MANASQUAN, N.J. — Since Superstorm Sandy smashed the Jersey shore, owners of flood-damaged homes up and down the coast feared something else might happen to their properties, sitting vacant and largely unwatched.
Those fears came true for a dozen homeowners Wednesday in this popular Jersey shore beach town, which is still reeling from damage Sandy inflicted in October. An early morning fire damaged 12 houses on or near the beachfront, destroying two.
The one small bit of good news was that because most of the homes had been damaged by the storm, they were not occupied when the fire broke out and no one was injured. Still the fire touched an exposed nerve.
"We were all worried about looting, but the town and the National Guard did a great job of protecting the area. But now this," said Allyson Aiello, who lives a few doors down from where the fire began and whose home was not damaged by it.
Fire Chief Mike Galos said the blaze broke out at 5:41 a.m. in a house on First Avenue that had come through the storm relatively unscathed. It spread to an adjacent home, destroying both. Ten other houses nearby and on the Manasquan beachfront suffered various degrees of damage.
Galos said he knew of no obvious cause for the fire, but said electric and natural gas services recently were restored.
White House to seek about $50 billion in aid: President Barack Obama plans to ask Congress this week for about $50 billion in emergency spending to help rebuild the states ravaged by Superstorm Sandy.

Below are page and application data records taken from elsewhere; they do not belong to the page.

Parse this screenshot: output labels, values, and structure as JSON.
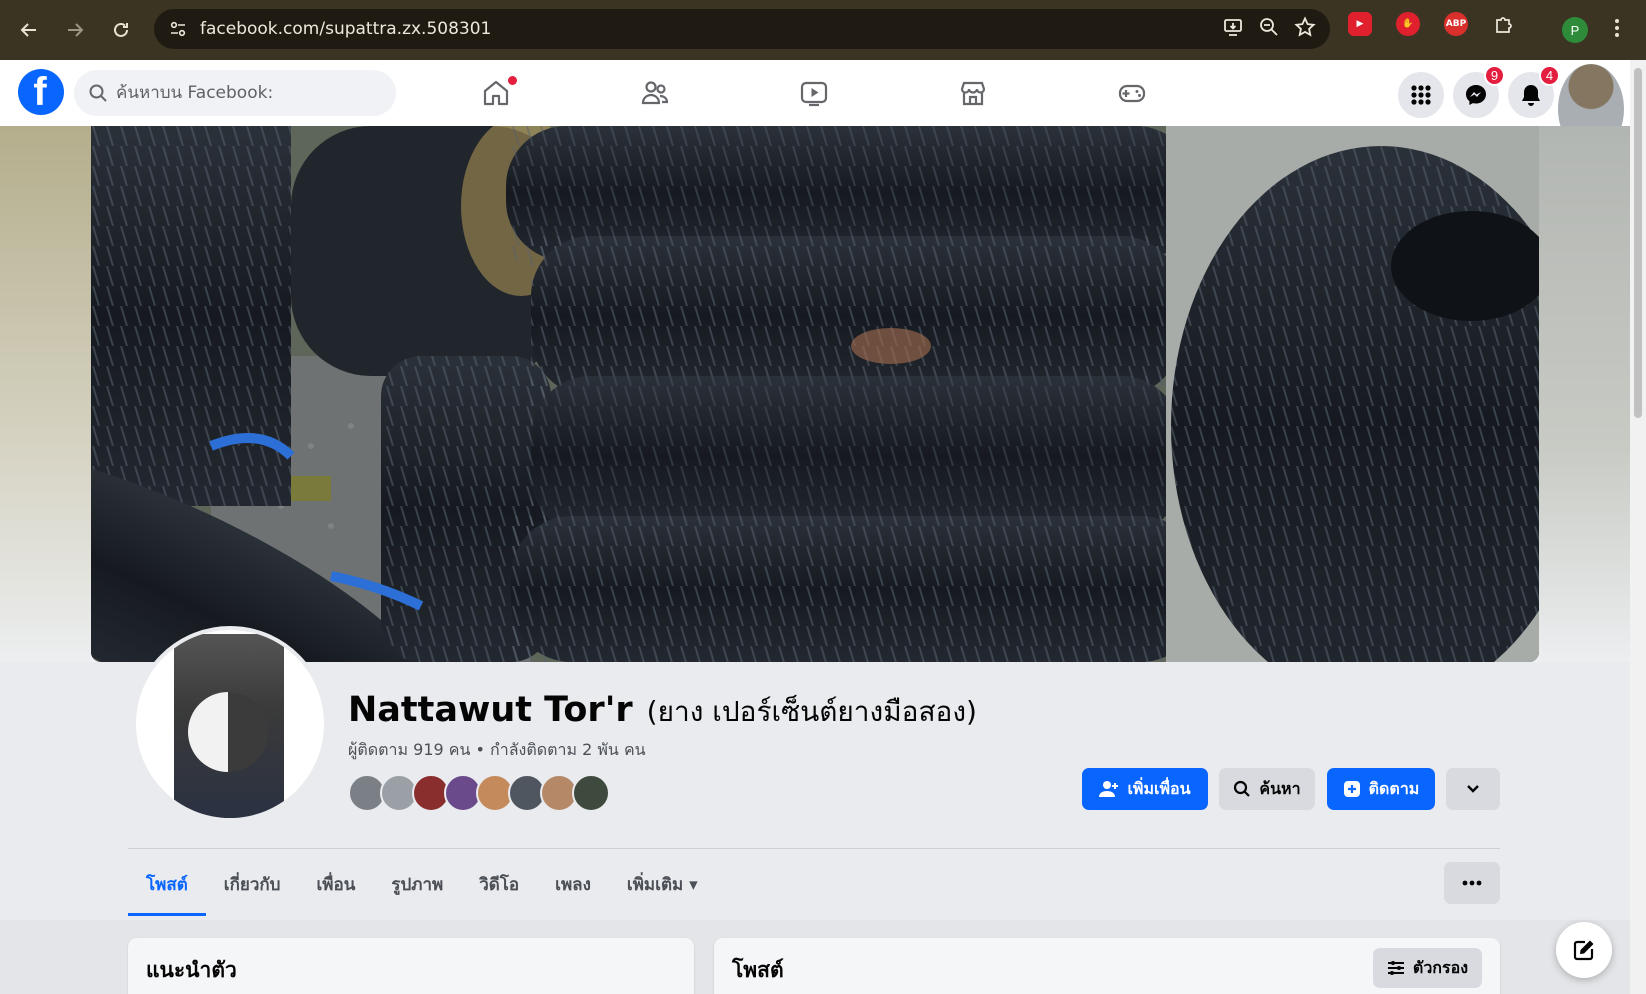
{
  "browser": {
    "url": "facebook.com/supattra.zx.508301",
    "profile_initial": "P",
    "extensions": [
      {
        "name": "youtube-ext-icon",
        "color": "#e0212d",
        "label": ""
      },
      {
        "name": "hand-ext-icon",
        "color": "#e0212d",
        "label": ""
      },
      {
        "name": "abp-ext-icon",
        "color": "#d9302c",
        "label": "ABP"
      },
      {
        "name": "puzzle-ext-icon",
        "color": "transparent",
        "label": ""
      }
    ]
  },
  "fb": {
    "search_placeholder": "ค้นหาบน Facebook:",
    "messenger_badge": "9",
    "notifications_badge": "4",
    "brand_color": "#0866ff"
  },
  "profile": {
    "name": "Nattawut Tor'r",
    "alt_name": "(ยาง เปอร์เซ็นต์ยางมือสอง)",
    "stats": "ผู้ติดตาม 919 คน • กำลังติดตาม 2 พัน คน"
  },
  "actions": {
    "add_friend": "เพิ่มเพื่อน",
    "search": "ค้นหา",
    "follow": "ติดตาม"
  },
  "tabs": [
    {
      "label": "โพสต์",
      "active": true
    },
    {
      "label": "เกี่ยวกับ",
      "active": false
    },
    {
      "label": "เพื่อน",
      "active": false
    },
    {
      "label": "รูปภาพ",
      "active": false
    },
    {
      "label": "วิดีโอ",
      "active": false
    },
    {
      "label": "เพลง",
      "active": false
    },
    {
      "label": "เพิ่มเติม ▾",
      "active": false
    }
  ],
  "intro": {
    "title": "แนะนำตัว"
  },
  "posts": {
    "title": "โพสต์",
    "filter_label": "ตัวกรอง"
  }
}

The final sum is still in flux, but should fall between $45 billion and $55 billion, according to administration and congressional officials.
That falls significantly short of the $82 billion sought by New York, New Jersey and Connecticut to clean up storm damage, as well as to infrastructure to prepare for future storms.